In this particular case, however, it’s learning the layout of my place. The i7+ builds on the moderately useful dirt mapping rolled out on the 900 series early last year. With a couple of cleans, the new Roomba gets to know the layout of your apartment, building a “Smart Map” in the process.

iRobot claims such features will have added usefulness as time goes by, including the long-promised ability to serve as a sort of connective tissue for a user’s smart home. For now, however, they serve one key role: teaching the robot to distinguish one room from the next. That means, after a couple of cleans, you’ll be able to designate a bedroom accordingly and tell the Roomba to go clean the bedroom.
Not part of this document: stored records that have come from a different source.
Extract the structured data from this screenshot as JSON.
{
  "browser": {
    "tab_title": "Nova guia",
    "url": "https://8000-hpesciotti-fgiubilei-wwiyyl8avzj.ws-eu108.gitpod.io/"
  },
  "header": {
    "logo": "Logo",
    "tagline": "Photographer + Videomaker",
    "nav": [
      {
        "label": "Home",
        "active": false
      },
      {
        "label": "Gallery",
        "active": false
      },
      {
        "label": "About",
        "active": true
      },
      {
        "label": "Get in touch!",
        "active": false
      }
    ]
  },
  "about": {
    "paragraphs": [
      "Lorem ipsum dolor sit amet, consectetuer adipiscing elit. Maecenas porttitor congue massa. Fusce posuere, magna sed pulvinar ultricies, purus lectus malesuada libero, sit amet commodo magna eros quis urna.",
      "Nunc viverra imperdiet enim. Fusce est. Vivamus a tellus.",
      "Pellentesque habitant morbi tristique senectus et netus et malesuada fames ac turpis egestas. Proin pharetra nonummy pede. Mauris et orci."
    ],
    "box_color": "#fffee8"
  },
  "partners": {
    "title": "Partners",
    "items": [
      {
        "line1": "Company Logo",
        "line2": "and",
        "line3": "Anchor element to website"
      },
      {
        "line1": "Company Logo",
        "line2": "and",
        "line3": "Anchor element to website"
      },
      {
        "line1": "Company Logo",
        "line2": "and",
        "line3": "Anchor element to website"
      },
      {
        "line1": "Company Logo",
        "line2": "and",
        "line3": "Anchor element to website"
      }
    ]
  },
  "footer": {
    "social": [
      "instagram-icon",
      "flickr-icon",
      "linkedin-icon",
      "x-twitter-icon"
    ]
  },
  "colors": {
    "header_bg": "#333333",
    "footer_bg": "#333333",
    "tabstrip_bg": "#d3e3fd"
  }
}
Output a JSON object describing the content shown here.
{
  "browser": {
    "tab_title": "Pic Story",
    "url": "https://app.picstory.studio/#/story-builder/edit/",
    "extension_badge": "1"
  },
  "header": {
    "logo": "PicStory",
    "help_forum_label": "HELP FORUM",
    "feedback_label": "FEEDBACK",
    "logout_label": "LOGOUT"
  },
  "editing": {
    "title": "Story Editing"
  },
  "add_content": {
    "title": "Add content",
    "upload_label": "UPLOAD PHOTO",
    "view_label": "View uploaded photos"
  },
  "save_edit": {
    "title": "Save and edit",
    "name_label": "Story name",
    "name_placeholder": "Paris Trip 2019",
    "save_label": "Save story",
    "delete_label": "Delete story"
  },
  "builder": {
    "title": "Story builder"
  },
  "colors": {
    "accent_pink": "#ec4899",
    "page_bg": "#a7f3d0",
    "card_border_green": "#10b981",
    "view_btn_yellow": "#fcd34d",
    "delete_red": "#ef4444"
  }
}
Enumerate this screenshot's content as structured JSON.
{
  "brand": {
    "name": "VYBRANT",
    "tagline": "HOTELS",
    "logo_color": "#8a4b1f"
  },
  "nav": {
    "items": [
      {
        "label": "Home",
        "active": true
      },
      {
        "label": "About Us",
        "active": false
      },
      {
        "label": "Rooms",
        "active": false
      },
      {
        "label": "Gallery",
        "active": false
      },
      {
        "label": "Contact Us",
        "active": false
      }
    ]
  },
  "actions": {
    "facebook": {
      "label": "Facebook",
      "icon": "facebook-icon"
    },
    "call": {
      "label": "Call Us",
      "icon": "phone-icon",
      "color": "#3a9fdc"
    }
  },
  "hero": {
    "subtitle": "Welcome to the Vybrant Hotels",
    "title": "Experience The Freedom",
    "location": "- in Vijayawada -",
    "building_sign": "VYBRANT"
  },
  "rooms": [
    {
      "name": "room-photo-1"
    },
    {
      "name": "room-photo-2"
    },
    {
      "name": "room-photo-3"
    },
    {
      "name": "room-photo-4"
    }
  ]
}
The utility there is pretty straight forward, I think. Before this, cleaning a specific room was a matter of waiting for the vacuum to clean the entire space — or, as I’ve more often done, picked the damn thing up, walked to the room, placed it down and hit Clean. That, of course, doesn’t comport with iRobot’s ultimate goal of keeping the robot out of sight.

Even with the new model, I still find myself doing this. Until the Roomba is sophisticated enough to overcome great obstacles like doorway thresholds and can conveniently navigate around my living room without disturbing my rabbit, I’m going to have to continue doing this to some degree.

What’s interesting here though, is that the robot is smart enough to understand when it has been moved to a different room and starts drawing up a new map, accordingly. After one trip around the bedroom and living room (which make up most my apartment) and two goes through my weirdly long entry hallway, it’s at 70 and 95 percent of the maps, respectively.

After it’s learned the different rooms, the Roomba continues to update as it goes along. I’ve noticed already some differences between sweeps. Maybe there was something in the way on the floor or the vacuum just didn’t get to it for some reason. In the future, I may rearrange my furniture, and the Roomba will have to adjust accordingly.

This is all still early stages for me and the new Roomba, and I do plan to revisit the hardware once we’ve had a bit more time together. In the meantime, I’m pretty impressed with how the device has been refined over the generations. There are little touches here and there, like swapping the mechanical buttons for flush touch ones, making it less sensitive to things like water and dust.

Roomba says the i7 is quieter than previous generations. It is a bit, though it’s not silent by any stretch — and things get really loud when you add in the Clean base. The process of automatically emptying the bin is short, but man is it loud. Still, there’s a lot to be said for only having to empty it about one-thirtieth of the time. So far, that process works like a charm. When it’s finished, the Roomba simply mounts the base and goes to work. You can also go through the process manually via the app.

Between the improved hardware, mapping and the simple app, which errs of the side of offering almost too much information, it’s hard to complain about the experience the new Roomba affords. Of course, it will cost you.

The i7 alone is $700. The i7+ with clean base is $950, which I suspect is pushing the boundaries of what people will pay for a robotic vacuum. Granted, iRobot has proven that people are willing to spend for the sort of maintenance a Roomba provides, given that the product is currently the number one vacuum in the U.S. But if the i7 is the iPhone XR, the i7+ is the iPhone XS Max. The advantages are obvious, but you’re going to pay for them.